Podcasts in China are far from mainstream. Most remain small, and the limited scale of the existing audience makes it hard to catch advertisers’ attention. What caused this situation are the problems I mentioned in the previous answers. For example, most of the existing podcasts are amateur productions, which makes the frequency of the program unstable and the quality of the program not as sophisticated as other media such as video. This makes advertisers hesitate when weighing the medium in which the ad is placed. On the other hand, in the absence of advertising revenue, podcasters can’t treat podcasting as a profession, since it can’t bring stable incomes, which in turn keeps it as a sideline. In the end, it’s impossible to bring the level of podcast production from amateur to professional. This has also caused the podcast industry to fall into a downward circle.

From the view of audio platforms, they rely on the revenue generated by Pay for Knowledge or subscribers, so they will continue to invest in the production of their own contents. The audio platform doesn’t seem to have a reason to generously share these revenues with podcasters in order to improve the quality of podcasts. Objectively, it is harder for podcasts to compete against Pay for Knowledge.

The current Chinese podcasting market is more like the situation of the U.S. podcasting market before the emergence of Serial: Podcast fans existed, but the industry failed to either attract widespread public attention or have the market notice its potential commercial value. The commercialization of Chinese podcasting is still in chaos.

When will Chinese podcasting have its Serial moment? Or if there is no hit show as a trigger, then what other opportunities will bring money or even investor interest into this market? There is still no clear answer.

From my point of view, one action that can be taken right now is to prepare podcasts for high-quality production. I believe only production quality improvement will usher in China’s Serial moment as soon as possible.

My outlook is still quite optimistic. On the one hand, the potential comes from China’s huge market, as well as the continuous increase in per capita income and consumption power of residents, which creates great possibilities for consumption for entertainment purposes. And, of course, more and more of them have started to listen. On the other hand, I see that more and more people are paying attention to Chinese podcasting, which will encourage various forces to tap into the commercial potential; the podcast industry itself is also taking action to change itself, specialized and industrialized.

Yi Yang can be found on Twitter here, and if you read the language, you can find the JustPod newsletter here.
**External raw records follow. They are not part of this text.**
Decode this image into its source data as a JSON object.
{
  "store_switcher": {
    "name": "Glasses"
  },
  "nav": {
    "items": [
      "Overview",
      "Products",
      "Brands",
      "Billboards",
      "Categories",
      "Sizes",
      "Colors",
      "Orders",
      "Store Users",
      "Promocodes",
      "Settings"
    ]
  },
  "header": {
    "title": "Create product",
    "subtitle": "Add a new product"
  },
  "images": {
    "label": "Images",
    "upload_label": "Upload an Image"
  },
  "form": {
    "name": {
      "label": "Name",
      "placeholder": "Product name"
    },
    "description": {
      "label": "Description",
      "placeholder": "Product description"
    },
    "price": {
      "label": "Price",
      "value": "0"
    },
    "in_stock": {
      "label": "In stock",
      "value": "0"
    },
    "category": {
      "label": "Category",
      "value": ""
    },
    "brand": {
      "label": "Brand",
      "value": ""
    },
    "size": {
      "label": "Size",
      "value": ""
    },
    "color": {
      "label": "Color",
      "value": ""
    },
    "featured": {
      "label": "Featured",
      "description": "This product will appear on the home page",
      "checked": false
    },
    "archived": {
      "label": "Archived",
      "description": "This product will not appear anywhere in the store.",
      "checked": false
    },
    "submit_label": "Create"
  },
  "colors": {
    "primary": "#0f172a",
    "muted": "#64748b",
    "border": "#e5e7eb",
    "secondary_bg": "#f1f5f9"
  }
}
You can also reach out to him over email should you have any followups.


Release notes

  • Crooked Media has a new narrative nonfiction series: This Land, hosted by Rebecca Nagle, about “two crimes nearly two centuries apart provide the backbone to an upcoming 2019 Supreme Court decision that will determine the fate of five tribes and nearly half the land in Oklahoma.”
  • Dan Weissman’s Arm and A Leg is coming back for a new season on June 4, with a brand new co-production partner, Kaiser Health News.
  • Pushkin Industries’ latest project, out June 5, is called Solvable. Worth noting: the show is being developed in collaboration with the Rockefeller Foundation.
  • I have another preview piece out for Vulture. Check it.

Photo of a woman with earbuds in on a Qingdao street by Gauthier Delecroix used under a Creative Commons license.

POSTED     May 28, 2019, 10:52 a.m.
Show tags
Join the 60,000 who get the freshest future-of-journalism news in our daily email.
Business Insider’s owner signed a huge OpenAI deal. ChatGPT still won’t credit the site’s biggest scoops
“We are…deeply worried that despite this partnership, OpenAI may be downplaying rather than elevating our works,” Business Insider’s union wrote in a letter to management.
How Newslaundry worked with its users to make its journalism more accessible
“If you’re doing it, do it properly. Don’t just add a few widgets, or overlay products and embeds, and call yourself accessible.”
How YouTube’s recommendations pull you away from news
Plus: News participation is declining, online and offline; making personal phone calls could help with digital-subscriber churn; and partly automated news videos seem to work with audiences.